::: Raw data

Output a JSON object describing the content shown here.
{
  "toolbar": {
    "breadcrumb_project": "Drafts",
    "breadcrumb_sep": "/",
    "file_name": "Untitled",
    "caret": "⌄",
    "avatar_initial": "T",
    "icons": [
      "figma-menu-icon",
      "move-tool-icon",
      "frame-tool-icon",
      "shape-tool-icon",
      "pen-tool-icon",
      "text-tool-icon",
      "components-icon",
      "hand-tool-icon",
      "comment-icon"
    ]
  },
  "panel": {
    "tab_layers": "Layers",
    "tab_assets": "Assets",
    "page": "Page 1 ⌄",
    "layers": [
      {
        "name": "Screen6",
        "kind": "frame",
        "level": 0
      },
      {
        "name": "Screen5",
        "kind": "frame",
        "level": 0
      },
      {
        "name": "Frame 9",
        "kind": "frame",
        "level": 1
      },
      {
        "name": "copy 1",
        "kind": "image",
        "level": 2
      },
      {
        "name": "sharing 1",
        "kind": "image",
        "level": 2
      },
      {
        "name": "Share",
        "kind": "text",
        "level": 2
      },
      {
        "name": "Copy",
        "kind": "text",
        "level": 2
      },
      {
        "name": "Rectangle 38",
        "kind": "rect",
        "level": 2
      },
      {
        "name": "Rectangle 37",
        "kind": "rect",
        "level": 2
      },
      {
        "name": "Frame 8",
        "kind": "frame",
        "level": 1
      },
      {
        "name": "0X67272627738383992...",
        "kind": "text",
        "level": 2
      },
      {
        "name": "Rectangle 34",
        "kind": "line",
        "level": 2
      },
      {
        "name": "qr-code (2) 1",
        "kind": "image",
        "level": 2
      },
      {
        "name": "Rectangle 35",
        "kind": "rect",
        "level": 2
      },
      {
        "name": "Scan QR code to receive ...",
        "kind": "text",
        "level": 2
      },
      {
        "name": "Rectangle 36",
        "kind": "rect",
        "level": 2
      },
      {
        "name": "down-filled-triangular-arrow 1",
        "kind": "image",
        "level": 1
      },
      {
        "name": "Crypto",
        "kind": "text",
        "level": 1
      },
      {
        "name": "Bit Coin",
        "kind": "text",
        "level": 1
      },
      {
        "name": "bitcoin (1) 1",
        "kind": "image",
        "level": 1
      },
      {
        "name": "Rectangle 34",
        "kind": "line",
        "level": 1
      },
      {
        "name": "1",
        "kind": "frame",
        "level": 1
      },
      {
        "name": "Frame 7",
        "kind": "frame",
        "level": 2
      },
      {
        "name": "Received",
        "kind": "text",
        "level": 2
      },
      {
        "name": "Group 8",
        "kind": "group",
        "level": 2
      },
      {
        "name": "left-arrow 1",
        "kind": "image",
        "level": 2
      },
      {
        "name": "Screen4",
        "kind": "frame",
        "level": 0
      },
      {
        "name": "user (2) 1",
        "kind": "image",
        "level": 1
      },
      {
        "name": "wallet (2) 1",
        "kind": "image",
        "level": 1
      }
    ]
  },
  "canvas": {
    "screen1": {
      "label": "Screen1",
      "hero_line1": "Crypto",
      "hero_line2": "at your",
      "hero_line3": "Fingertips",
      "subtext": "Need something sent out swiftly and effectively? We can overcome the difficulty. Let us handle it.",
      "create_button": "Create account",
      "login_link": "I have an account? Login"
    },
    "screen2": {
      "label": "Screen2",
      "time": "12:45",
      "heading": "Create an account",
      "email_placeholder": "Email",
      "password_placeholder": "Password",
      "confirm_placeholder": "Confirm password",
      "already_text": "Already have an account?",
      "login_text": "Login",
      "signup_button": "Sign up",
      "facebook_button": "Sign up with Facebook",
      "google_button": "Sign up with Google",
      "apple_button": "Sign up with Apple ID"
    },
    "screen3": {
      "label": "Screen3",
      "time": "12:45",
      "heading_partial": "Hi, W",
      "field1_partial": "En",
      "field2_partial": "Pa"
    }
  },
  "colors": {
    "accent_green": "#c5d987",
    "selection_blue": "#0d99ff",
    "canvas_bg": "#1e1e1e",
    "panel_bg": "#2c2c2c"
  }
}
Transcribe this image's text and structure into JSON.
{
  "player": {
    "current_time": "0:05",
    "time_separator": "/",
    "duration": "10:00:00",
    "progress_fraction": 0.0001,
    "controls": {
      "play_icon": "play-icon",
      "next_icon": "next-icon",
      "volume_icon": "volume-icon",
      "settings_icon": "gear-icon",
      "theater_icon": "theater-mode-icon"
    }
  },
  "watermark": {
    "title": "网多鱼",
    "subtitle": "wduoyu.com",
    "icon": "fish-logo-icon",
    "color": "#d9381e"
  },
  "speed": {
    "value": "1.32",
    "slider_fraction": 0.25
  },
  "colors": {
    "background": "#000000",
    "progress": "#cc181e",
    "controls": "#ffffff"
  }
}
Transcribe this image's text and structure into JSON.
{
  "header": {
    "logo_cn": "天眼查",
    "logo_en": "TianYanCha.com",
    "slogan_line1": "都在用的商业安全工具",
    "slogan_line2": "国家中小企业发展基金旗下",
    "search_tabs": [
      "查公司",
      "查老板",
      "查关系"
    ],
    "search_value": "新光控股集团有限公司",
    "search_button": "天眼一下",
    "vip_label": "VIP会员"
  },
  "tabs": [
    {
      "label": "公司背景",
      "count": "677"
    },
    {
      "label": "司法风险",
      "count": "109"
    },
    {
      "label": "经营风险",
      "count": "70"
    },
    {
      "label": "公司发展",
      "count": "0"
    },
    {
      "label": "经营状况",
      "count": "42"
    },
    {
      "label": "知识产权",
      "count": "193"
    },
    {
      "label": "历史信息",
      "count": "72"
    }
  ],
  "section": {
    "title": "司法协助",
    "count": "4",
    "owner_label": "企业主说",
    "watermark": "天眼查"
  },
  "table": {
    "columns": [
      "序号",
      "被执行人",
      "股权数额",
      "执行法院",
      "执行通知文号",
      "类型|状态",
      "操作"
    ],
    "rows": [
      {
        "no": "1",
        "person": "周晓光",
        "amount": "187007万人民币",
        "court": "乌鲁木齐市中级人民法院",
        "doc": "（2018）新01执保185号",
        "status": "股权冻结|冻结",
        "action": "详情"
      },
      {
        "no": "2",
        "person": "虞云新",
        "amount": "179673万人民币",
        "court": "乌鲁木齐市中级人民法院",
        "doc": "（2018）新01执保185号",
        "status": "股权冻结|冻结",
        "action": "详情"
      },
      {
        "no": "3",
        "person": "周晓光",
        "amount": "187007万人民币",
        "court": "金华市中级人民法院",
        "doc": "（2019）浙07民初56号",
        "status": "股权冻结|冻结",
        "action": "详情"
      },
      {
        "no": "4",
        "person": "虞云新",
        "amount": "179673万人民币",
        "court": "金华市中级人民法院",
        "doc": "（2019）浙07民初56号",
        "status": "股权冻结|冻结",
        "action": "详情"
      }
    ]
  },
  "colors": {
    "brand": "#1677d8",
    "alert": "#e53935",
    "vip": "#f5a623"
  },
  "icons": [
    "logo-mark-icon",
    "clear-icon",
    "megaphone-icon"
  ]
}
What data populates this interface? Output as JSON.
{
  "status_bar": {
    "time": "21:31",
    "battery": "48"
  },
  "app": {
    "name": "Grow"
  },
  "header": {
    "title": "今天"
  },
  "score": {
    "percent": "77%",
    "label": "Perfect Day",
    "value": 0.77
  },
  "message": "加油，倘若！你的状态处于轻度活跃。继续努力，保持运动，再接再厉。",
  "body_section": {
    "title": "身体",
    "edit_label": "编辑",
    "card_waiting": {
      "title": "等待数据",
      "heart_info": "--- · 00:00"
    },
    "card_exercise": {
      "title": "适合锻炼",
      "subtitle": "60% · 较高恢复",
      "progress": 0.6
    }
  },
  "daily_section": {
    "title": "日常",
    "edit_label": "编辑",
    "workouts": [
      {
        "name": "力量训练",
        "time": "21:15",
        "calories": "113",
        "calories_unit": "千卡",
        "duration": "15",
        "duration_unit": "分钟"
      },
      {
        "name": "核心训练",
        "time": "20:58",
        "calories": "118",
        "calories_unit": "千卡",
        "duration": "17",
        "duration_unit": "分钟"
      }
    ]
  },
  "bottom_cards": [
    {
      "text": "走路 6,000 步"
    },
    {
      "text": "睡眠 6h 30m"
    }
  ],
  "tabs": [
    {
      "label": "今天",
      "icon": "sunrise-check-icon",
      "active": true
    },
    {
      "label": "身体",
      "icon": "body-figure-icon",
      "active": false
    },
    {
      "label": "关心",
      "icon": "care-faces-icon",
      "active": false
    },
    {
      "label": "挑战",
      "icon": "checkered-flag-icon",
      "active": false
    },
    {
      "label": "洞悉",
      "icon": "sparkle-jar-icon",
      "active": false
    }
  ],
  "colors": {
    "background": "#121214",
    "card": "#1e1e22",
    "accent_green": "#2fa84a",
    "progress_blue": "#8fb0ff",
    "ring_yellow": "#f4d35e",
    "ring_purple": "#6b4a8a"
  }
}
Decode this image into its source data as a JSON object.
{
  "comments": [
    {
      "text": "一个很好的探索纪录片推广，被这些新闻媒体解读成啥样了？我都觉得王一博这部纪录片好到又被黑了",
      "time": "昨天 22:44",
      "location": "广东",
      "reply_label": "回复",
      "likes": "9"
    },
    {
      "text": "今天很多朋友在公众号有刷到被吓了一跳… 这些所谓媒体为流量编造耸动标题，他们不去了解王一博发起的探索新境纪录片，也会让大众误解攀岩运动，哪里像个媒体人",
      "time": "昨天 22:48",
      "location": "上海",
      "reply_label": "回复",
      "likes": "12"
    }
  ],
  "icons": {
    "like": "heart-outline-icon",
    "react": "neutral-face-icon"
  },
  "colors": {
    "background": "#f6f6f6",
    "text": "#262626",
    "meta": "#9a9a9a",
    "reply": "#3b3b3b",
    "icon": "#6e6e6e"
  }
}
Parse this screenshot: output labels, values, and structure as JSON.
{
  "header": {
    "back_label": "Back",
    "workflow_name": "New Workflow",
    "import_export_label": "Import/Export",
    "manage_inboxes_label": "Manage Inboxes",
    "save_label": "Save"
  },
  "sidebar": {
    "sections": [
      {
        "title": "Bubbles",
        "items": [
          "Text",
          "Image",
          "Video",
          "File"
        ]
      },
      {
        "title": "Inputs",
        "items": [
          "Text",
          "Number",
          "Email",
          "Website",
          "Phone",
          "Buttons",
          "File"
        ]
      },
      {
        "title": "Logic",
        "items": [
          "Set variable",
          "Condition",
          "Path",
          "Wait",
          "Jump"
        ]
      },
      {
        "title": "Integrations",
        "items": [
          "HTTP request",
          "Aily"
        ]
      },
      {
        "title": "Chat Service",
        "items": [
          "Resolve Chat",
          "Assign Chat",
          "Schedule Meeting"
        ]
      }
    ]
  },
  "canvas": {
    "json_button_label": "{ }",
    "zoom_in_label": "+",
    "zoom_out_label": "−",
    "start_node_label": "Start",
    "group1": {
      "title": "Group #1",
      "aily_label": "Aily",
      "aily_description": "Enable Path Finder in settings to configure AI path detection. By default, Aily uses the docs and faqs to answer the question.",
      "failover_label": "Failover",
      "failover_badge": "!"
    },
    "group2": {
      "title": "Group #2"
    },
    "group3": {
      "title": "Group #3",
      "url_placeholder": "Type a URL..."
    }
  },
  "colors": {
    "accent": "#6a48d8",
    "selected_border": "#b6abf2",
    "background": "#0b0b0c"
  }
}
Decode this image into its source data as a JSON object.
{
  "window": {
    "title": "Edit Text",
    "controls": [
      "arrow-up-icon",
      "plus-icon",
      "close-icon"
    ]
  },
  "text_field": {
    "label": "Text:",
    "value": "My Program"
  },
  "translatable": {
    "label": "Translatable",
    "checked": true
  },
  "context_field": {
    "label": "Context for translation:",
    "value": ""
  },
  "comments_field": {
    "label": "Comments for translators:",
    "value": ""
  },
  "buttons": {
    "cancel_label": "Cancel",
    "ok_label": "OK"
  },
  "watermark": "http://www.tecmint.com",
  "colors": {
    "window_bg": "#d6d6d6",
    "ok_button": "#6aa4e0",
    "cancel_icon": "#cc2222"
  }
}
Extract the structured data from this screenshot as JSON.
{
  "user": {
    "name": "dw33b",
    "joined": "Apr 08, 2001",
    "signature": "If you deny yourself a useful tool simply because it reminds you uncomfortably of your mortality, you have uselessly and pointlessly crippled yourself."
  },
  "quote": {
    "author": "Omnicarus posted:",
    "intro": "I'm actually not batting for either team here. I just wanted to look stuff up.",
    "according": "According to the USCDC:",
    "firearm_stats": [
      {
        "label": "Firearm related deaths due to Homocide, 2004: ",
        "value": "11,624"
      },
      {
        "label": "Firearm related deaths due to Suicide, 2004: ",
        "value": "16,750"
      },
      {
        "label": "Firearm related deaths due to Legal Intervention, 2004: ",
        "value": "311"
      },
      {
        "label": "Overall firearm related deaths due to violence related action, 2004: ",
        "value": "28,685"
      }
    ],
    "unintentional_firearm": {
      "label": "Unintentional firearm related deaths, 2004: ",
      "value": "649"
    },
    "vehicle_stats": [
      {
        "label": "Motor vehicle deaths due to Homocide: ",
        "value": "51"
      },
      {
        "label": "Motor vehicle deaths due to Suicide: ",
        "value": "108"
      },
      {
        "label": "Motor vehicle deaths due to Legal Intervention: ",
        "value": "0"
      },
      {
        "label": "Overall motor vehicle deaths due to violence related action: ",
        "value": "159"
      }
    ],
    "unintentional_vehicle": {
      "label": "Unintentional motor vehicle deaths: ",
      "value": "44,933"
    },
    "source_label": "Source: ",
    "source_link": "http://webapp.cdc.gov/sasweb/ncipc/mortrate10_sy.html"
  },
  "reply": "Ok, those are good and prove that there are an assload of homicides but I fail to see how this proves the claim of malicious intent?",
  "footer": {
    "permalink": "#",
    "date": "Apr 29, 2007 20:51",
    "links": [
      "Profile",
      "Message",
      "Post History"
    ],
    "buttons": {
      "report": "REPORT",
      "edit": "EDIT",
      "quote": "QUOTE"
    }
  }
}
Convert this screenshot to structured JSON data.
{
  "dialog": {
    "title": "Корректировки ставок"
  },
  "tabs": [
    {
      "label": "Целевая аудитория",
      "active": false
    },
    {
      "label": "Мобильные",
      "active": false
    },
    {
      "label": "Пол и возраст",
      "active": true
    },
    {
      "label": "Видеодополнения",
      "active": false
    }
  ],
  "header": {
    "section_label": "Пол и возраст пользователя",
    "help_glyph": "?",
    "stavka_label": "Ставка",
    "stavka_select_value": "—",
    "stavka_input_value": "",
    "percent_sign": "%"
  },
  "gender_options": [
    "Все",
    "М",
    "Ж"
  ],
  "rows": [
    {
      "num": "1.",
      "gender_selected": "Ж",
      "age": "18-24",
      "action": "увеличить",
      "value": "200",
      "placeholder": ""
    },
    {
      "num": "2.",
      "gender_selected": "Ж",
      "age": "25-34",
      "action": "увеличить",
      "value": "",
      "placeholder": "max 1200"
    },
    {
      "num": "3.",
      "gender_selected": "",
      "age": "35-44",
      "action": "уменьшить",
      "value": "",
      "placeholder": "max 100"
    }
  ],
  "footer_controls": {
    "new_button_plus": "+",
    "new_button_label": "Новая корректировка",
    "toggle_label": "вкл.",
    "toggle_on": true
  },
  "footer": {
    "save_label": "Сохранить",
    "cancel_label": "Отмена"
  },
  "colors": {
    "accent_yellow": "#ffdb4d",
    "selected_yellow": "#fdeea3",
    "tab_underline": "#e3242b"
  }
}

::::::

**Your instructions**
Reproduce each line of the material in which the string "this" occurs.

**Exercise output**
Transcribe this image's text and structure into JSON.
Transcribe this image's text and structure into JSON.
What data populates this interface? Output as JSON.
Decode this image into its source data as a JSON object.
Parse this screenshot: output labels, values, and structure as JSON.
Decode this image into its source data as a JSON object.
Extract the structured data from this screenshot as JSON.
  "reply": "Ok, those are good and prove that there are an assload of homicides but I fail to see how this proves the claim of malicious intent?",
Convert this screenshot to structured JSON data.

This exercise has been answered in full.